*Data for this exercise:*
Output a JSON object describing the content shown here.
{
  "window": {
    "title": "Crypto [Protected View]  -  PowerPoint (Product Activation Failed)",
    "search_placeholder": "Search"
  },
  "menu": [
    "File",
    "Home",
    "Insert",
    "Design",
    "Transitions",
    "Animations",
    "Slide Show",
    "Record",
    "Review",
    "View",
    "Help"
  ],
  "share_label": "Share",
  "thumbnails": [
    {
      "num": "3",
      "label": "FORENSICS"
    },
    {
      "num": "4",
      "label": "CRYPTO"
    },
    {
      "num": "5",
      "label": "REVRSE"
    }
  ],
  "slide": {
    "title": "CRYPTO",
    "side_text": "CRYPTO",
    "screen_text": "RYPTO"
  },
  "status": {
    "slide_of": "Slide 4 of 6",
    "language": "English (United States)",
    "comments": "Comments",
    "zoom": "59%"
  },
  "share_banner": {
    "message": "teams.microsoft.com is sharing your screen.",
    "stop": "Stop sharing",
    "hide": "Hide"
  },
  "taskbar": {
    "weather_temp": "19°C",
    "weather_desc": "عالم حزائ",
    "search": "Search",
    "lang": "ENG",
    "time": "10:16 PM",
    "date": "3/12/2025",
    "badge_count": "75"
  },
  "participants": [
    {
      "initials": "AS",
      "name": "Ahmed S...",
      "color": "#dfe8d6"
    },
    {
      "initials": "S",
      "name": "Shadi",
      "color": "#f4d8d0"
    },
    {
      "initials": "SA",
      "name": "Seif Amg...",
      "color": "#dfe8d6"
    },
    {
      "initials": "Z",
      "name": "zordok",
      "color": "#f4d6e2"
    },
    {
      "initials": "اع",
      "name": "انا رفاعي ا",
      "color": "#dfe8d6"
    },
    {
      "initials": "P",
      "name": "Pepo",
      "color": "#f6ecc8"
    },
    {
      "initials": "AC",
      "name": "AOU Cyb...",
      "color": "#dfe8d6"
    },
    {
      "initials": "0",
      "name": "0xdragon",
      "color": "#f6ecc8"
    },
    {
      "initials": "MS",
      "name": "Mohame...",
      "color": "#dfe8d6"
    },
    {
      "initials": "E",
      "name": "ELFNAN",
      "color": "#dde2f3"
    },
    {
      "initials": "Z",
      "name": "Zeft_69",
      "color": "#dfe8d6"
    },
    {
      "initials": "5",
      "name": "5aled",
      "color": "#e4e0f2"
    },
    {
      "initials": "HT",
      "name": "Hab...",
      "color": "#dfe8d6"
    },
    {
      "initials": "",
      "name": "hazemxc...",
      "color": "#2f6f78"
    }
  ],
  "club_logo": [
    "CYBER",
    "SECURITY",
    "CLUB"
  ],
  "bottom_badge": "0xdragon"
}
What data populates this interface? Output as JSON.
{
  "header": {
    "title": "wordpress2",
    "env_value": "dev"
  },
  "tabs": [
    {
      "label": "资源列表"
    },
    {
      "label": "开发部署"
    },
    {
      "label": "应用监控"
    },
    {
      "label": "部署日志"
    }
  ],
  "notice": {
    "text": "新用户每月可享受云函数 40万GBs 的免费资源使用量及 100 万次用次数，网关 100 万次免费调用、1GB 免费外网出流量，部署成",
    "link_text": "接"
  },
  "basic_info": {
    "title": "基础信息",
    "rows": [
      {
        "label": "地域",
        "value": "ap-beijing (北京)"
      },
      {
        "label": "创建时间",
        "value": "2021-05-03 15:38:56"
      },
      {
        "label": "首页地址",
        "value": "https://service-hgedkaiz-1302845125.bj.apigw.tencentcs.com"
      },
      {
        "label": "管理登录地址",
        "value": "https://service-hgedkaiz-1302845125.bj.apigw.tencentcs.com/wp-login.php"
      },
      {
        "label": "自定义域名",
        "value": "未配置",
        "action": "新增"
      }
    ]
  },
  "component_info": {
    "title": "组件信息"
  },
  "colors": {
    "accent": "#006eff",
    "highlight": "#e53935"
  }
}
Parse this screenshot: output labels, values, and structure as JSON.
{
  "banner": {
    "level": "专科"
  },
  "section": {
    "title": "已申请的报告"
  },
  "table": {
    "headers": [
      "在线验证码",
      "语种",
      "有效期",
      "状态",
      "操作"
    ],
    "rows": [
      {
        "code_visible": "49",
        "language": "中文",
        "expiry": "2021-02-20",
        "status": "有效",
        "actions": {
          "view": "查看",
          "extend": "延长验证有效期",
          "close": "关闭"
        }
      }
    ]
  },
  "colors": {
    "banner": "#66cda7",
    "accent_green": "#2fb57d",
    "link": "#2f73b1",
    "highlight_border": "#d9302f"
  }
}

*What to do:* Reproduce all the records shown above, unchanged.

*Answer space:*
Output a JSON object describing the content shown here.
{
  "window": {
    "title": "Crypto [Protected View]  -  PowerPoint (Product Activation Failed)",
    "search_placeholder": "Search"
  },
  "menu": [
    "File",
    "Home",
    "Insert",
    "Design",
    "Transitions",
    "Animations",
    "Slide Show",
    "Record",
    "Review",
    "View",
    "Help"
  ],
  "share_label": "Share",
  "thumbnails": [
    {
      "num": "3",
      "label": "FORENSICS"
    },
    {
      "num": "4",
      "label": "CRYPTO"
    },
    {
      "num": "5",
      "label": "REVRSE"
    }
  ],
  "slide": {
    "title": "CRYPTO",
    "side_text": "CRYPTO",
    "screen_text": "RYPTO"
  },
  "status": {
    "slide_of": "Slide 4 of 6",
    "language": "English (United States)",
    "comments": "Comments",
    "zoom": "59%"
  },
  "share_banner": {
    "message": "teams.microsoft.com is sharing your screen.",
    "stop": "Stop sharing",
    "hide": "Hide"
  },
  "taskbar": {
    "weather_temp": "19°C",
    "weather_desc": "عالم حزائ",
    "search": "Search",
    "lang": "ENG",
    "time": "10:16 PM",
    "date": "3/12/2025",
    "badge_count": "75"
  },
  "participants": [
    {
      "initials": "AS",
      "name": "Ahmed S...",
      "color": "#dfe8d6"
    },
    {
      "initials": "S",
      "name": "Shadi",
      "color": "#f4d8d0"
    },
    {
      "initials": "SA",
      "name": "Seif Amg...",
      "color": "#dfe8d6"
    },
    {
      "initials": "Z",
      "name": "zordok",
      "color": "#f4d6e2"
    },
    {
      "initials": "اع",
      "name": "انا رفاعي ا",
      "color": "#dfe8d6"
    },
    {
      "initials": "P",
      "name": "Pepo",
      "color": "#f6ecc8"
    },
    {
      "initials": "AC",
      "name": "AOU Cyb...",
      "color": "#dfe8d6"
    },
    {
      "initials": "0",
      "name": "0xdragon",
      "color": "#f6ecc8"
    },
    {
      "initials": "MS",
      "name": "Mohame...",
      "color": "#dfe8d6"
    },
    {
      "initials": "E",
      "name": "ELFNAN",
      "color": "#dde2f3"
    },
    {
      "initials": "Z",
      "name": "Zeft_69",
      "color": "#dfe8d6"
    },
    {
      "initials": "5",
      "name": "5aled",
      "color": "#e4e0f2"
    },
    {
      "initials": "HT",
      "name": "Hab...",
      "color": "#dfe8d6"
    },
    {
      "initials": "",
      "name": "hazemxc...",
      "color": "#2f6f78"
    }
  ],
  "club_logo": [
    "CYBER",
    "SECURITY",
    "CLUB"
  ],
  "bottom_badge": "0xdragon"
}
What data populates this interface? Output as JSON.
{
  "header": {
    "title": "wordpress2",
    "env_value": "dev"
  },
  "tabs": [
    {
      "label": "资源列表"
    },
    {
      "label": "开发部署"
    },
    {
      "label": "应用监控"
    },
    {
      "label": "部署日志"
    }
  ],
  "notice": {
    "text": "新用户每月可享受云函数 40万GBs 的免费资源使用量及 100 万次用次数，网关 100 万次免费调用、1GB 免费外网出流量，部署成",
    "link_text": "接"
  },
  "basic_info": {
    "title": "基础信息",
    "rows": [
      {
        "label": "地域",
        "value": "ap-beijing (北京)"
      },
      {
        "label": "创建时间",
        "value": "2021-05-03 15:38:56"
      },
      {
        "label": "首页地址",
        "value": "https://service-hgedkaiz-1302845125.bj.apigw.tencentcs.com"
      },
      {
        "label": "管理登录地址",
        "value": "https://service-hgedkaiz-1302845125.bj.apigw.tencentcs.com/wp-login.php"
      },
      {
        "label": "自定义域名",
        "value": "未配置",
        "action": "新增"
      }
    ]
  },
  "component_info": {
    "title": "组件信息"
  },
  "colors": {
    "accent": "#006eff",
    "highlight": "#e53935"
  }
}
Parse this screenshot: output labels, values, and structure as JSON.
{
  "banner": {
    "level": "专科"
  },
  "section": {
    "title": "已申请的报告"
  },
  "table": {
    "headers": [
      "在线验证码",
      "语种",
      "有效期",
      "状态",
      "操作"
    ],
    "rows": [
      {
        "code_visible": "49",
        "language": "中文",
        "expiry": "2021-02-20",
        "status": "有效",
        "actions": {
          "view": "查看",
          "extend": "延长验证有效期",
          "close": "关闭"
        }
      }
    ]
  },
  "colors": {
    "banner": "#66cda7",
    "accent_green": "#2fb57d",
    "link": "#2f73b1",
    "highlight_border": "#d9302f"
  }
}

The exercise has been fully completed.